From the Journal of Law, Economics, & Organization in 2005:
Edward L. Glaeser
Harvard University and NBER
Harvard University and NBER
James Michael Curley, a four-time mayor of Boston, used wasteful redistribution to his poor Irish constituents and incendiary rhetoric to encourage richer citizens to emigrate from Boston, thereby shaping the electorate in his favor. As a consequence, Boston stagnated, but Curley kept winning elections. We present a model of using redistributive politics to shape the electorate, and show that this model yields a number of predictions opposite from the more standard frameworks of political competition, yet consistent with empirical evidence.
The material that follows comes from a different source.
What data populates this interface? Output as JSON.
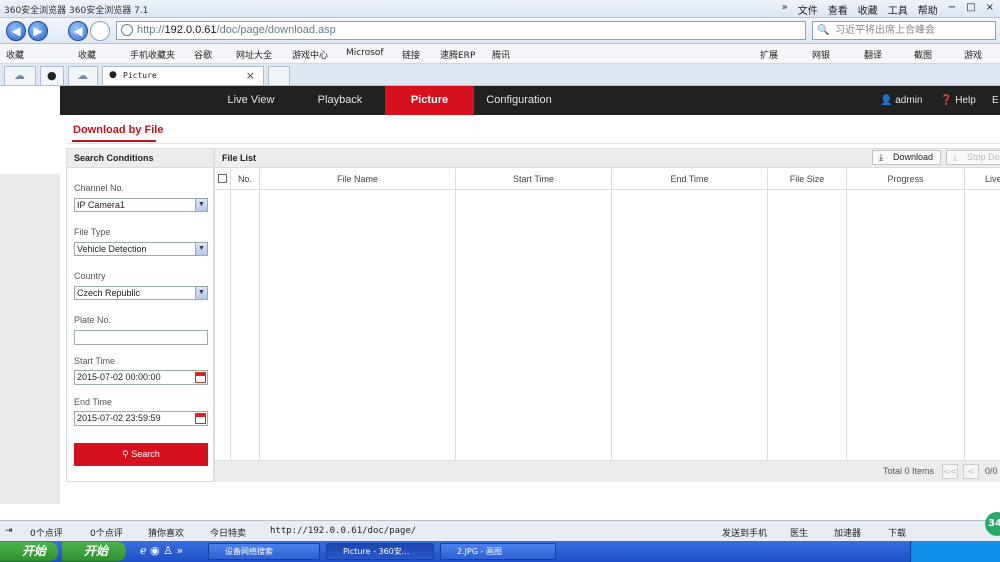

Early in World War I, a wounded British officer arrived in Boston to recruit citizens of the then-neutral United States to fight in the British army. He politely asked the by then legendary Irish mayor of Boston, James Michael Curley, for permission. Curley replied, ‘‘Go ahead Colonel. Take every damn one of them.’’ This statement captures Curley’s lifelong hostility to the AngloSaxons of Boston, whom he described as ‘‘a strange and stupid race,’’ and his clear wish that they just leave. Throughout his four terms, using a combination of aggressive redistribution and incendiary rhetoric, Curley tried to transformBoston from an integrated city of poor Irish and rich protestants into a Gaelic
city on American shores.
Curley’s motivation is clear. In his six mayoral races between 1913 and 1951, he represented the poorest and most ethnically distinct of Boston’s Irish. The city’s Brahmins despised him because of his policies, his corruption, and his rhetoric, and always worked to block his victory. Curley’s expected share of Boston’s vote was, to a first approximation, strictly increasing in the share of poor Irish among the Bostonians. Unsurprisingly, he tried to turn Boston into a city that would elect him.
We call this strategy—increasing the relative size of one’s political base through distortionary, wealth-reducing policies—the Curley effect. But it is hardly unique to Curley. Other American mayors, but also politicians around the world, have pursued policies that encouraged emigration of their political enemies, raising poverty but gaining political advantage. In his 24 years as mayor, Detroit’s Coleman Young drove white residents and businesses out of the city. ‘‘Under Young, Detroit has become not merely an American city that happens to have a black majority, but a black metropolis, the first major Third World city in the United States. The trappings are all there—showcase projects, black-fisted symbols, an external enemy, and the cult of personality’’
A complement to the concept of the Curley Effect would be the Kennedy Effect honoring Ted Kennedy’s repeated efforts to import more Irishmen to vote for Kennedys in American elections.